If you haven’t seen Benjamin Zander’s Ted Talk, “The Transformative Power of Classical Music,” give it a watch! It’s pretty fun, and might even inspire you a little. But I want to talk about another of Benjamin Zander's videos, about how he runs his music classes: “How to Give and A.” Though you might have issues with aspects of his teaching philosophy, I think he is right-on with his description of mistakes: (jump ahead to watch just this part of the video). Mistakes, he says, are an opportunity to learn something, and you can’t learn very well when the body is pulling down and wincing.


So a good first step that can hopefully start you on the road toward training with control, meaning, and purpose, is to start observing (without condemnation or any for of self-flagellation) the times when impulsive-you gets in control and makes less-than-wise decisions. Just notice. Observe. Try to refrain from judging good-or-bad at first, as if you were an outsider floating above the situation. If you instead beat yourself up, you will end up focusing on what a “bad person you are” (or making excuses for why you are not really so bad), instead of observing what is going on inside and outside of you before and during this experience.

We often tend to moralize choices that really don't deserve a GOOD/EVIL designation; many would be better defined as in-line our out-of-line with our goals, desires, and values. To one person, eating pizza is very in-line with their values, and to another, it is very out-of-line. It's a good idea to leave the bad/good categories to the biggies.

So next time your lizard brain gets the better of you and you stop acting in accordance with your “why,” see if you can interrupt the self-judgment and excuses by lifting your arms overhead and exclaiming: “HOW FASCINATING!”


So instead of:

“SO LAZY… snoozed my alarm again!”



"Ughh, I just binge-ate pie like the glutton I am! But it’s my birthday, and I’ll do better next time.”


“While on my easy run, I got into a race with the guy running behind me… I know it’s supposed to be an easy day, but it’s ok because I still feel fine.” Try to observe yourself from above:



“Interesting! She snoozed her alarm and didn’t go for a run. What do you think, does she need the extra rest? What feelings and thoughts went through her head as she hit snooze? What other thoughts or actions might help the situation?”

“Huh, he’s feeling pretty bad after eating half that pie...let’s follow how this played out: he gave himself permission to have one slice because it’s his birthday, then what happened in his mind before the second and the third slice? Would he have done the same if [insert name of romantic interest] came to the party? Do you think sadness/disappointment played a role? Or maybe the social/part environment? Was alcohol involved? How interesting….”

“How Fascinating! He’s getting competitive on an easy day...that guy was coming up behind him and he sped up to match the pace… what went on in that moment? What would he have felt if he kept running easy and let himself get passed? Would that be too damaging to his ego? Maybe we need to dig a little deeper on this?”

This is about learning. The process that follows is HOW your “rider” learns to keep control of your “elephant." Perhaps changing something about your environment will help, or changing the smaller decisions you make before the key decision, or maybe you have some internal demons that need wrestling with (everyone could use a good therapist, BTW).

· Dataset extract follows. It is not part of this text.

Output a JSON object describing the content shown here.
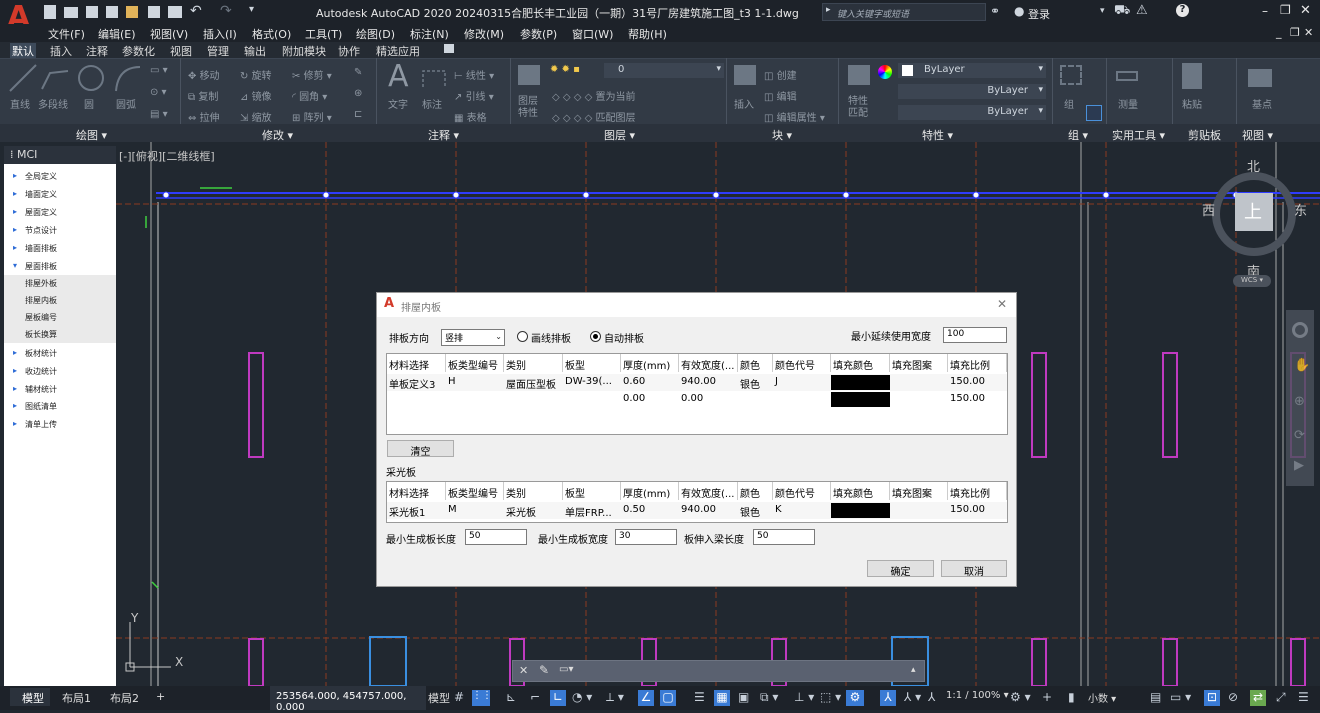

Learn, try something, and if it works, great! If it doesn’t work, HOW FASCINATING! And keep learning.



The survey below is for you to start thinking about how these ideas apply in your own life. And if you need a little more guidance on the process, consider checking out these books:

The Willpower Instinct

Switch: How to Change Things When Change Is Hard

The Brave Athlete